The impact on funding for a district may also become so skewed that the monies are no longer available to service the district. Likewise, a lack of staffing or financial resources may lead to inadequate representation of a district. On the other hand, some districts my lose residents, resulting in an over-abundance of staffing and resources. The redistricting mandate is an attempt to equalize the districts in population; an attempt to provide equal representation for all the residents that live in the county of San Diego. The unfortunate problem that arises with redistricting is that the process revolves around politics. Generally, creating districts that are equal in population is not a difficult problem. The difficulty arises in the politics of representation. There are political reasons why the wealthy, who by and large live in exclusive enclaves, do not wish to have less affluent or poor citizens added to their district. The wealthy live in areas where their homes occupy large tracts of land that are too high priced for the average citizen. They want and get `exclusivity.' They want a supervisor who will represent them, and one who will serve their class needs regardless of the social consequences that the lower economic classes might suffer. They demand that their district be gerrymandered to where only the wealthy or near-wealthy will reside in their supervisorial district.

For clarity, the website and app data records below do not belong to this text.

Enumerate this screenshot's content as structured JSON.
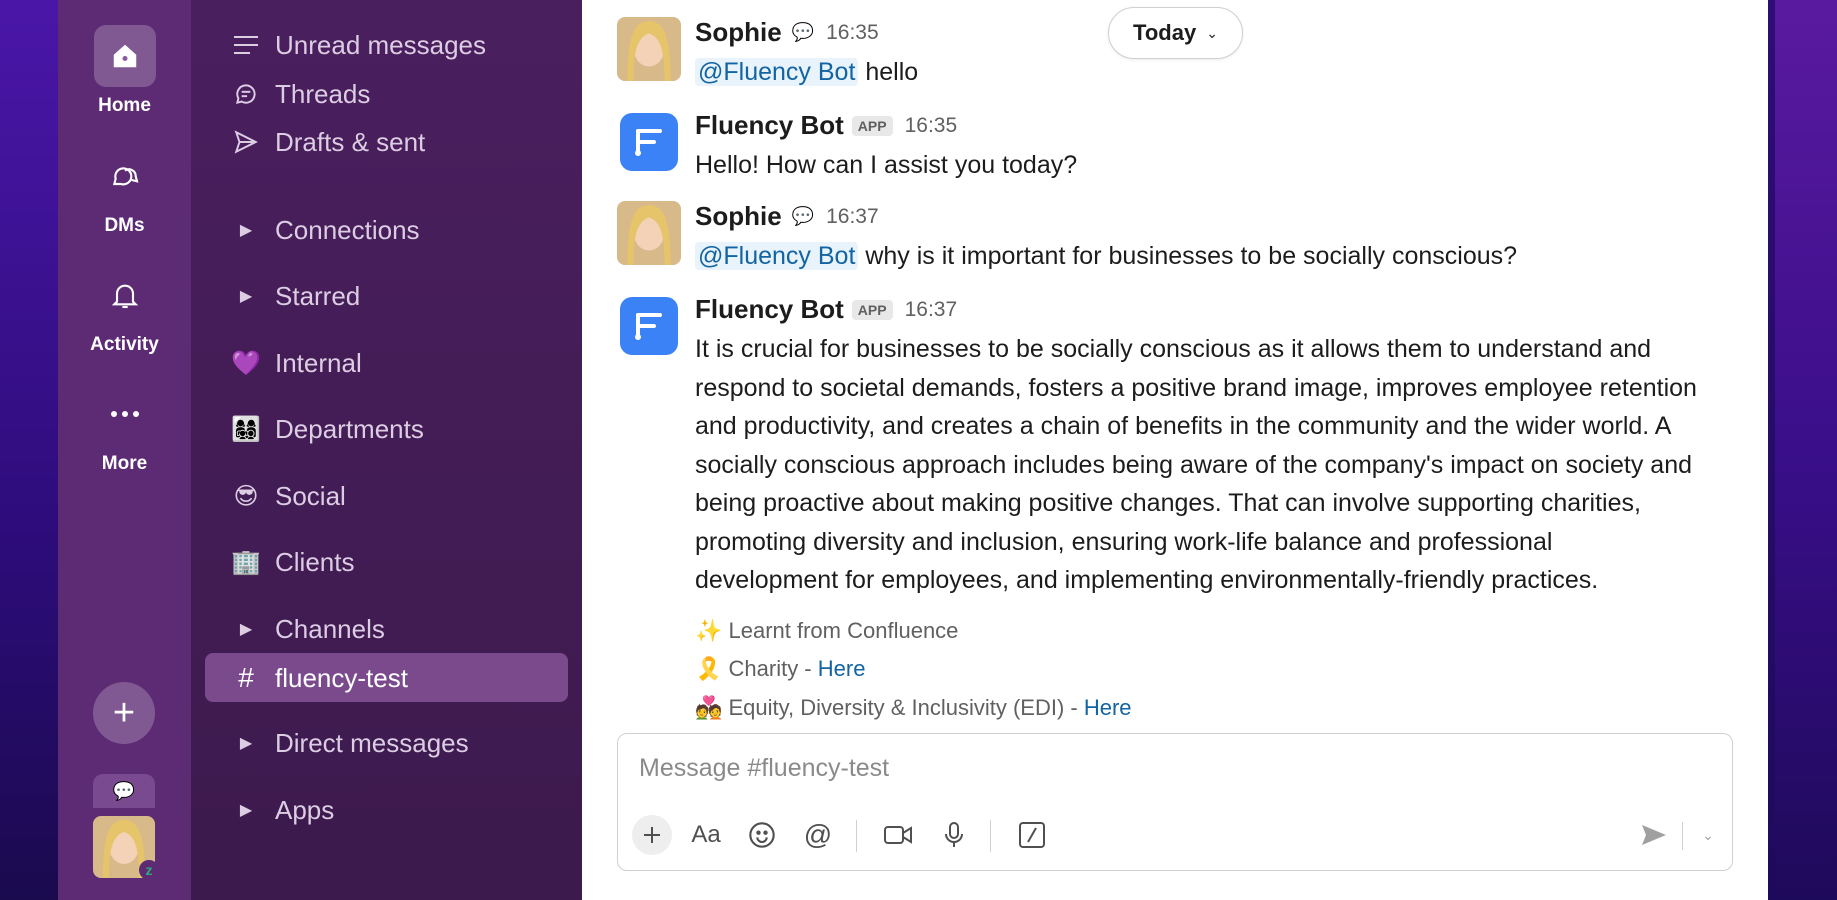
{
  "rail": {
    "items": [
      {
        "label": "Home",
        "icon": "home-icon"
      },
      {
        "label": "DMs",
        "icon": "dms-icon"
      },
      {
        "label": "Activity",
        "icon": "bell-icon"
      },
      {
        "label": "More",
        "icon": "more-icon"
      }
    ],
    "add_icon": "plus-icon"
  },
  "sidebar": {
    "top": [
      {
        "label": "Unread messages",
        "icon": "unread-icon"
      },
      {
        "label": "Threads",
        "icon": "threads-icon"
      },
      {
        "label": "Drafts & sent",
        "icon": "send-icon"
      }
    ],
    "sections": [
      {
        "label": "Connections",
        "type": "collapsible"
      },
      {
        "label": "Starred",
        "type": "collapsible"
      },
      {
        "label": "Internal",
        "emoji": "💜"
      },
      {
        "label": "Departments",
        "emoji": "👩‍👩‍👧‍👦"
      },
      {
        "label": "Social",
        "emoji": "😎"
      },
      {
        "label": "Clients",
        "emoji": "🏢"
      },
      {
        "label": "Channels",
        "type": "collapsible"
      },
      {
        "label": "fluency-test",
        "type": "channel",
        "active": true
      },
      {
        "label": "Direct messages",
        "type": "collapsible"
      },
      {
        "label": "Apps",
        "type": "collapsible"
      }
    ]
  },
  "main": {
    "date_divider": "Today",
    "messages": [
      {
        "author": "Sophie",
        "time": "16:35",
        "mention": "@Fluency Bot",
        "text": "hello"
      },
      {
        "author": "Fluency Bot",
        "badge": "APP",
        "time": "16:35",
        "text": "Hello! How can I assist you today?"
      },
      {
        "author": "Sophie",
        "time": "16:37",
        "mention": "@Fluency Bot",
        "text": "why is it important for businesses to be socially conscious?"
      },
      {
        "author": "Fluency Bot",
        "badge": "APP",
        "time": "16:37",
        "lines": [
          "It is crucial for businesses to be socially conscious as it allows them to understand and",
          "respond to societal demands, fosters a positive brand image, improves employee retention",
          "and productivity, and creates a chain of benefits in the community and the wider world. A",
          "socially conscious approach includes being aware of the company's impact on society and",
          "being proactive about making positive changes. That can involve supporting charities,",
          "promoting diversity and inclusion, ensuring work-life balance and professional",
          "development for employees, and implementing environmentally-friendly practices."
        ],
        "sources": {
          "learnt": "✨ Learnt from Confluence",
          "charity_prefix": "🎗️ Charity - ",
          "charity_link": "Here",
          "edi_prefix": "💑 Equity, Diversity & Inclusivity (EDI) - ",
          "edi_link": "Here"
        }
      }
    ],
    "composer": {
      "placeholder": "Message #fluency-test"
    }
  },
  "colors": {
    "rail": "#5d2a74",
    "sidebar": "#4a1f5e",
    "active": "#7b4a8d",
    "link": "#1264a3"
  }
}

Naturally, because `money talks,' they will hold sway over what the board approves or disapproves.
Unfortunately, there are those who wish to control the Mexican American, Black, and Asian communities, most of whom live in barrios, ghettos or working-class neighborhoods. Their motives are suspect. The dispossessed live in land areas that have become dumping grounds for poor folks who are excluded from access to the fruits of our country's wealth. Their neighborhoods are the worst toxic dumps in the county. They are the frequent prowling grounds for the city, county and state police forces. These are the powerless districts; the districts that lack enough money to buy the politicians who will cater to their needs. Although they are the most populated areas of the county, no one wants to represent them, and the wealthier areas refuse to be co-joined with them.
Gerrymandering should exist not only to bring population equity, but to bring wealth, land and educational balance to the various districts. Barrio Logan, Encanto and San Ysidro, to name a few, could benefit if they were co-joined with areas like La Jolla, Del Mar, University City, East Lake, Otay Mesa, Rancho Del Rey, Rancho Bernardo and Rancho Santa Fe. The pairing of districts that have historically not had the wealth or the influence to make changes, with the ones that have, could result in changes that would make our cities and counties the envy of the nation.

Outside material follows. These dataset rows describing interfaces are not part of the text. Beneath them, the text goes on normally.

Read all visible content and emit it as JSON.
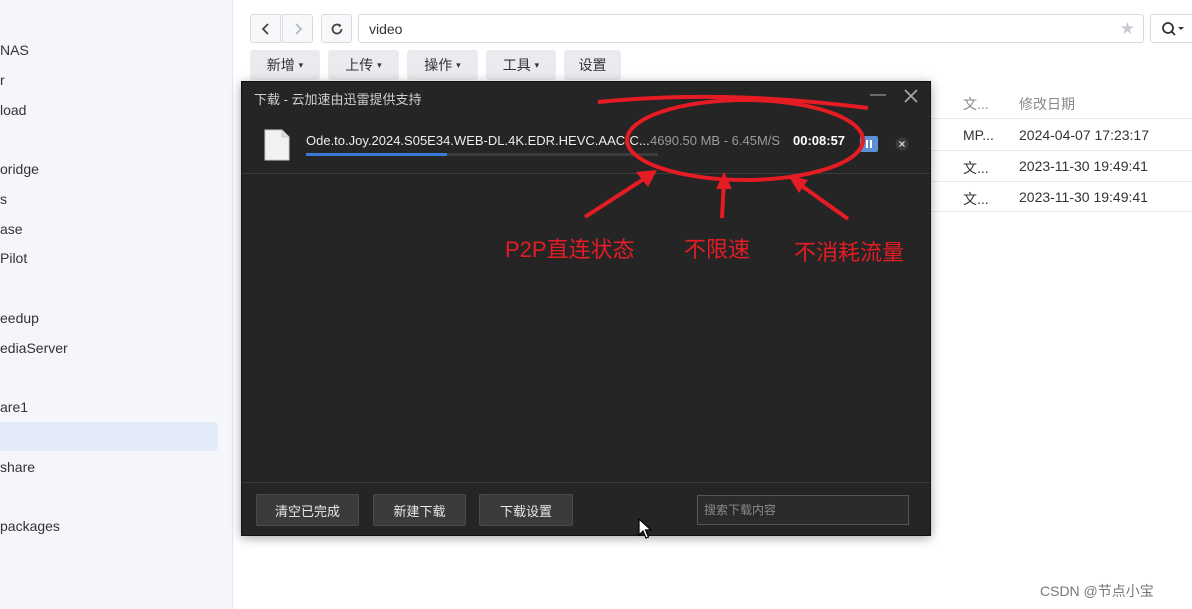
{
  "sidebar": {
    "items": [
      "",
      "NAS",
      "r",
      "load",
      "oridge",
      "s",
      "ase",
      "Pilot",
      "eedup",
      "ediaServer",
      "are1",
      "",
      "share",
      "packages"
    ]
  },
  "toolbar": {
    "path": "video",
    "buttons": [
      "新增",
      "上传",
      "操作",
      "工具",
      "设置"
    ]
  },
  "file_list": {
    "columns": [
      "文...",
      "修改日期"
    ],
    "rows": [
      {
        "type": "MP...",
        "date": "2024-04-07 17:23:17"
      },
      {
        "type": "文...",
        "date": "2023-11-30 19:49:41"
      },
      {
        "type": "文...",
        "date": "2023-11-30 19:49:41"
      }
    ]
  },
  "download_dialog": {
    "title": "下载 - 云加速由迅雷提供支持",
    "task": {
      "filename": "Ode.to.Joy.2024.S05E34.WEB-DL.4K.EDR.HEVC.AAC-C...",
      "size_speed": "4690.50 MB - 6.45M/S",
      "time": "00:08:57",
      "progress": 0.4
    },
    "footer": {
      "clear_label": "清空已完成",
      "new_label": "新建下载",
      "settings_label": "下载设置",
      "search_placeholder": "搜索下载内容"
    }
  },
  "annotations": [
    "P2P直连状态",
    "不限速",
    "不消耗流量"
  ],
  "watermark": "CSDN @节点小宝",
  "colors": {
    "annotation_red": "#e51c23",
    "progress_blue": "#3a7bd5",
    "dialog_bg": "#252526"
  }
}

Is it too much to hope that the County's Redistricting Commission and our Board of Supervisors will act on this "impossible dream"?